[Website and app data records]
◆ ◆ ◆ ◆

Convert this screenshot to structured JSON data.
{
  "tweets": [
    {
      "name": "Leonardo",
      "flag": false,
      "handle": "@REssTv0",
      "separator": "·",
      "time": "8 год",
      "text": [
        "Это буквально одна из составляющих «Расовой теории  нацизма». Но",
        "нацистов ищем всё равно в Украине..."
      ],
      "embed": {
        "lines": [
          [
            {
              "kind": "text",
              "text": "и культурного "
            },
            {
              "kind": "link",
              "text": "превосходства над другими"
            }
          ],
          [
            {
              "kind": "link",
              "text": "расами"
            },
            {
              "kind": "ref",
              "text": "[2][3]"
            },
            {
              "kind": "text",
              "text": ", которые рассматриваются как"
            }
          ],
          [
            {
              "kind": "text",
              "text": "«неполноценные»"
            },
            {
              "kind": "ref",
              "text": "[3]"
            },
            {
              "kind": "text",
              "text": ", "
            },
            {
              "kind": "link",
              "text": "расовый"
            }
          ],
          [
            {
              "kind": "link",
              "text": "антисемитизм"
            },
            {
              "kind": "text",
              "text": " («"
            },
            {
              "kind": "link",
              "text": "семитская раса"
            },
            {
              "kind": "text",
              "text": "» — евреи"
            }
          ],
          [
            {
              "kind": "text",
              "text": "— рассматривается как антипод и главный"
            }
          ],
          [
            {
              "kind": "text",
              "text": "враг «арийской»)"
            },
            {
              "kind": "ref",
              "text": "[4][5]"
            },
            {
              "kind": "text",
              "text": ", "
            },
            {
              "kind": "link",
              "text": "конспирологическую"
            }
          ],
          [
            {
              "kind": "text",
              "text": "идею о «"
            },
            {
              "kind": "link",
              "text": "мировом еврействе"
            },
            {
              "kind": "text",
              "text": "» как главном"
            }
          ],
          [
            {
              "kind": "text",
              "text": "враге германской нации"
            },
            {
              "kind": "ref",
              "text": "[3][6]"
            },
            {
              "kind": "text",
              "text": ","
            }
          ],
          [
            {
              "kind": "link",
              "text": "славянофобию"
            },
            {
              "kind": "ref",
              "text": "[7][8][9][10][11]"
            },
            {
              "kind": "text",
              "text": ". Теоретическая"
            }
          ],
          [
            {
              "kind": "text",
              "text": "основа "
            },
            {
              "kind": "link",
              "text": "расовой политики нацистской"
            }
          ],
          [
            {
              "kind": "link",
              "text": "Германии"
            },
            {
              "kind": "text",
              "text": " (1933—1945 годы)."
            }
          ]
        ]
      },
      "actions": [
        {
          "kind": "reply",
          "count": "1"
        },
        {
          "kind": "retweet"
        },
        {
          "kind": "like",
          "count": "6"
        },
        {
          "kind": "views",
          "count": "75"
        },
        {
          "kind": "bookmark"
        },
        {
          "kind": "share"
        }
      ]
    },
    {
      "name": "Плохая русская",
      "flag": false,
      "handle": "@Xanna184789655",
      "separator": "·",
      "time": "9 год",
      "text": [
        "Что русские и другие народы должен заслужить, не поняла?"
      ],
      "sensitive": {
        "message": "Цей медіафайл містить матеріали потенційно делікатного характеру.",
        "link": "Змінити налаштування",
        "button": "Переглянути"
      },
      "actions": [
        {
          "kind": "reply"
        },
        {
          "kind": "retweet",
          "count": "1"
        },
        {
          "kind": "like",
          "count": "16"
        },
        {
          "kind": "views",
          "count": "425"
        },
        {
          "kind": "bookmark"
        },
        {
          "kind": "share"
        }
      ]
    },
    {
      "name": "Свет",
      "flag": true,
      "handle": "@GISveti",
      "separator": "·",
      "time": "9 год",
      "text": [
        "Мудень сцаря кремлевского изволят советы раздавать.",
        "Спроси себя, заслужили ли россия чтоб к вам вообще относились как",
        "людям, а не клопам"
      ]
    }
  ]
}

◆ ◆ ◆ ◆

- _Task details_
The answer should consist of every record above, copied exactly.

- _Your response_
Convert this screenshot to structured JSON data.
{
  "tweets": [
    {
      "name": "Leonardo",
      "flag": false,
      "handle": "@REssTv0",
      "separator": "·",
      "time": "8 год",
      "text": [
        "Это буквально одна из составляющих «Расовой теории  нацизма». Но",
        "нацистов ищем всё равно в Украине..."
      ],
      "embed": {
        "lines": [
          [
            {
              "kind": "text",
              "text": "и культурного "
            },
            {
              "kind": "link",
              "text": "превосходства над другими"
            }
          ],
          [
            {
              "kind": "link",
              "text": "расами"
            },
            {
              "kind": "ref",
              "text": "[2][3]"
            },
            {
              "kind": "text",
              "text": ", которые рассматриваются как"
            }
          ],
          [
            {
              "kind": "text",
              "text": "«неполноценные»"
            },
            {
              "kind": "ref",
              "text": "[3]"
            },
            {
              "kind": "text",
              "text": ", "
            },
            {
              "kind": "link",
              "text": "расовый"
            }
          ],
          [
            {
              "kind": "link",
              "text": "антисемитизм"
            },
            {
              "kind": "text",
              "text": " («"
            },
            {
              "kind": "link",
              "text": "семитская раса"
            },
            {
              "kind": "text",
              "text": "» — евреи"
            }
          ],
          [
            {
              "kind": "text",
              "text": "— рассматривается как антипод и главный"
            }
          ],
          [
            {
              "kind": "text",
              "text": "враг «арийской»)"
            },
            {
              "kind": "ref",
              "text": "[4][5]"
            },
            {
              "kind": "text",
              "text": ", "
            },
            {
              "kind": "link",
              "text": "конспирологическую"
            }
          ],
          [
            {
              "kind": "text",
              "text": "идею о «"
            },
            {
              "kind": "link",
              "text": "мировом еврействе"
            },
            {
              "kind": "text",
              "text": "» как главном"
            }
          ],
          [
            {
              "kind": "text",
              "text": "враге германской нации"
            },
            {
              "kind": "ref",
              "text": "[3][6]"
            },
            {
              "kind": "text",
              "text": ","
            }
          ],
          [
            {
              "kind": "link",
              "text": "славянофобию"
            },
            {
              "kind": "ref",
              "text": "[7][8][9][10][11]"
            },
            {
              "kind": "text",
              "text": ". Теоретическая"
            }
          ],
          [
            {
              "kind": "text",
              "text": "основа "
            },
            {
              "kind": "link",
              "text": "расовой политики нацистской"
            }
          ],
          [
            {
              "kind": "link",
              "text": "Германии"
            },
            {
              "kind": "text",
              "text": " (1933—1945 годы)."
            }
          ]
        ]
      },
      "actions": [
        {
          "kind": "reply",
          "count": "1"
        },
        {
          "kind": "retweet"
        },
        {
          "kind": "like",
          "count": "6"
        },
        {
          "kind": "views",
          "count": "75"
        },
        {
          "kind": "bookmark"
        },
        {
          "kind": "share"
        }
      ]
    },
    {
      "name": "Плохая русская",
      "flag": false,
      "handle": "@Xanna184789655",
      "separator": "·",
      "time": "9 год",
      "text": [
        "Что русские и другие народы должен заслужить, не поняла?"
      ],
      "sensitive": {
        "message": "Цей медіафайл містить матеріали потенційно делікатного характеру.",
        "link": "Змінити налаштування",
        "button": "Переглянути"
      },
      "actions": [
        {
          "kind": "reply"
        },
        {
          "kind": "retweet",
          "count": "1"
        },
        {
          "kind": "like",
          "count": "16"
        },
        {
          "kind": "views",
          "count": "425"
        },
        {
          "kind": "bookmark"
        },
        {
          "kind": "share"
        }
      ]
    },
    {
      "name": "Свет",
      "flag": true,
      "handle": "@GISveti",
      "separator": "·",
      "time": "9 год",
      "text": [
        "Мудень сцаря кремлевского изволят советы раздавать.",
        "Спроси себя, заслужили ли россия чтоб к вам вообще относились как",
        "людям, а не клопам"
      ]
    }
  ]
}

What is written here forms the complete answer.